Photo submitted by Joel Chapin of a mock up sketch of the planned sculpture.

Once the antenna has reached its new home, preparations will begin to transform the mangled piece into a memorial and sculpture. Chapin, along with several others, have been working on multiple sketches for the design of the sculpture; an architect was also hired.

“The best way I can describe it, it’s almost like a living thing, like the spine and veins and it’s copper tubes and wires,” he said.

One of the design features is to have the shadow from the sculpture hit two markers on every Sept. 11 at the exact time the towers were struck.

Louis Pabon, an alumnus of FM and a construction worker called to clean up after the wreckage of 9/11, is the mastermind behind this.

Thoughts of actually getting a piece from the Twin Towers began to formulate between Pabon, Chapin and FM’s President Dustin Swanger.

After a trip to Hangar 17 at John F. Kennedy International Airport, the home to the Port Authority’s program, Pabon, Chapin, and a few others decided on the antenna.

Pabon said he feels lucky to get this particular piece.

Pabon said he originally came to FM in order to take part in a traveling national exhibition.
Pabon added he wanted to showcase the photographs he captured during this time of his life. His images will be displayed as a part of the final sculpture.

“My reasoning behind all of this was to send a message, but now we’re getting an antenna and that’s so symbolic of sending messages,” he remarked.

Chapin said the antenna was the communication hub for TV stations in New York.

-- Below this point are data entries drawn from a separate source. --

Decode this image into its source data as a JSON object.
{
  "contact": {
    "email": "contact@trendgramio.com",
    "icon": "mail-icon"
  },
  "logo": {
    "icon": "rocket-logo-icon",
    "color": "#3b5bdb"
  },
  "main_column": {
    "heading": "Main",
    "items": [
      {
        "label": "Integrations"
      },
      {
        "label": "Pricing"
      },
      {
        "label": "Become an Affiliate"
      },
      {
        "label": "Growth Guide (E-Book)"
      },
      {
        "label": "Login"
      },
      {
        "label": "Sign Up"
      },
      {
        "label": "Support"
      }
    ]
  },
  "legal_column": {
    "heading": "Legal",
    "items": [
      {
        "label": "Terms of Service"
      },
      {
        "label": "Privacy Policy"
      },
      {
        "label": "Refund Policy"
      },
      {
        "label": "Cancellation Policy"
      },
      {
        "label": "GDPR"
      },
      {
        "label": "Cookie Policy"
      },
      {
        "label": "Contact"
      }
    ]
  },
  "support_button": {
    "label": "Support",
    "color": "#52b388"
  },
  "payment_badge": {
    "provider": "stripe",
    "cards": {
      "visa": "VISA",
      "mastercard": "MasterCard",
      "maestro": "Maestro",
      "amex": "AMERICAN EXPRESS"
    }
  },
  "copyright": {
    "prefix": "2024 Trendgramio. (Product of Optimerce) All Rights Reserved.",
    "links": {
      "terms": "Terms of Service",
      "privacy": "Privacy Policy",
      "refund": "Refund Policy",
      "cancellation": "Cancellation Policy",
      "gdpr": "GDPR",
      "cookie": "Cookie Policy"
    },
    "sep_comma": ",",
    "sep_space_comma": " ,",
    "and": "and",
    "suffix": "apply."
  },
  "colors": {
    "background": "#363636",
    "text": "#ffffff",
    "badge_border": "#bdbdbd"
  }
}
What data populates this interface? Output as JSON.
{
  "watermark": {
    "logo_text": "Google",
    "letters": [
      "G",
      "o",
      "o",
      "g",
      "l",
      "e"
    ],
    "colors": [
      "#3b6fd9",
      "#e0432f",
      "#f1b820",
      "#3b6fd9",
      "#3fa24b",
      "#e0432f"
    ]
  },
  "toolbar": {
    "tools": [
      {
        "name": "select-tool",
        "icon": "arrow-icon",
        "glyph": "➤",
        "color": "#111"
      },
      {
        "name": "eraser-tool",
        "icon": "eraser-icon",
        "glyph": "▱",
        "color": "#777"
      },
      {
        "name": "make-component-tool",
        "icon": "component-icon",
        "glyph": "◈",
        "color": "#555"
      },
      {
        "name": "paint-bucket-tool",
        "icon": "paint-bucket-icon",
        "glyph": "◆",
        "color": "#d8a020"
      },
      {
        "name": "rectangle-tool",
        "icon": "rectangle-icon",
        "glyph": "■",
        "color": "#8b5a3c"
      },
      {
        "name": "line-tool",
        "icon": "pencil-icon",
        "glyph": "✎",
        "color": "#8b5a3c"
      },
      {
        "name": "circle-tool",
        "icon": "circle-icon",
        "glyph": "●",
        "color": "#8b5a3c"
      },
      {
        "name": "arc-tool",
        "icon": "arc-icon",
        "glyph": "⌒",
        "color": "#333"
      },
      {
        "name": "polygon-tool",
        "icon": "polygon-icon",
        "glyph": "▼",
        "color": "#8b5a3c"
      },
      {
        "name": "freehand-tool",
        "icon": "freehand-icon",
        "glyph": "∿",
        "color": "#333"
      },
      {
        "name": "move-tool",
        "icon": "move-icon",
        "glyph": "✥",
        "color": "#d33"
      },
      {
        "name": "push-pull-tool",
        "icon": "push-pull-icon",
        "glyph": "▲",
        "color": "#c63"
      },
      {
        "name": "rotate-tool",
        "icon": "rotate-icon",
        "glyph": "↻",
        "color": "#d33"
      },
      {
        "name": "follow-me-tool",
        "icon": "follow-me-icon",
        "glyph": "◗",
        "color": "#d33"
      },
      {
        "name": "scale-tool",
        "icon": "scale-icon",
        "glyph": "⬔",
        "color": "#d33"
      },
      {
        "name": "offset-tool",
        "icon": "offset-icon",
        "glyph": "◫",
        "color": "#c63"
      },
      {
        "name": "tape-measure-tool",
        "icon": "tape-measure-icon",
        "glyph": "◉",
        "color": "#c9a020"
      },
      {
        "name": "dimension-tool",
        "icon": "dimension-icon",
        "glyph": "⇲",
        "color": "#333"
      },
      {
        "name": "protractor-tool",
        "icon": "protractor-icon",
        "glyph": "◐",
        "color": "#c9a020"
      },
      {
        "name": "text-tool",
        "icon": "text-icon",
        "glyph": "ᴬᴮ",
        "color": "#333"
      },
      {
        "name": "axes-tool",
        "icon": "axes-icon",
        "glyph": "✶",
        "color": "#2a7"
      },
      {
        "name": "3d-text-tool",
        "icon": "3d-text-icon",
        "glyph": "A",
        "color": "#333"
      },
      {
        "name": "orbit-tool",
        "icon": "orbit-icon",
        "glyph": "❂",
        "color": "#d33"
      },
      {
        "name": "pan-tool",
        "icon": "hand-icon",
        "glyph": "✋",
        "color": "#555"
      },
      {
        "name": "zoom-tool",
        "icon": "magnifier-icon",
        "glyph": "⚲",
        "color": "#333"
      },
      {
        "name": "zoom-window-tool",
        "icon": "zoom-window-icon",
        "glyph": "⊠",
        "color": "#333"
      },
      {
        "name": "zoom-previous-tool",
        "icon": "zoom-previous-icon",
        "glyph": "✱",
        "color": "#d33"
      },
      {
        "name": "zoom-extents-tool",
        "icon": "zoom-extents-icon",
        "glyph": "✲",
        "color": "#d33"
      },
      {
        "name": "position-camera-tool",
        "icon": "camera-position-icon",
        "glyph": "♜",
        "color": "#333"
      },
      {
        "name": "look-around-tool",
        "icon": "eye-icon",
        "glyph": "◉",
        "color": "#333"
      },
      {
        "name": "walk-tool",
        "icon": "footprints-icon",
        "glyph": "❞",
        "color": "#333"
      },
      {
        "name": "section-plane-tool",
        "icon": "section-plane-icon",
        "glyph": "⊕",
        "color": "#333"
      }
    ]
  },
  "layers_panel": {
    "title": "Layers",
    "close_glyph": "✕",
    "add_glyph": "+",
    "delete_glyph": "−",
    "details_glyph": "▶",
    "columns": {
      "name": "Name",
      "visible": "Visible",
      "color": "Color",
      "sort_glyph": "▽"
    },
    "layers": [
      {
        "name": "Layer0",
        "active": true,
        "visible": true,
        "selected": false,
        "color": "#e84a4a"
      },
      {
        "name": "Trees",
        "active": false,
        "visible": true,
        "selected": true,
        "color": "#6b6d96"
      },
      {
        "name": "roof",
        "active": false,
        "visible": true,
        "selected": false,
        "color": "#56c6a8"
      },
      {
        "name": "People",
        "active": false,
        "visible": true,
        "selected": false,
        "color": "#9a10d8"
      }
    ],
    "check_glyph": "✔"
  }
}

“If you think about this thing, it’s almost symbolic that it had been a tool of free speech and here, ironically, it’s all crumpled up and fallen down,” he added.

Pabon said one of the dedications of the memorial will be to John Vigiano; Vigiano lost both of his sons, one a firefighter and the other a police officer.

“When I found out who he was, I went up to him and I offered him my condolences, at which time I started to cry. He reached out and he put his arm around me and told me it was going to be all right,” Pabon said.

The sculpture is planned to be completed by Sept. 11, 2016 in time for a ceremony; its new home will be in FM’s new sculpture garden.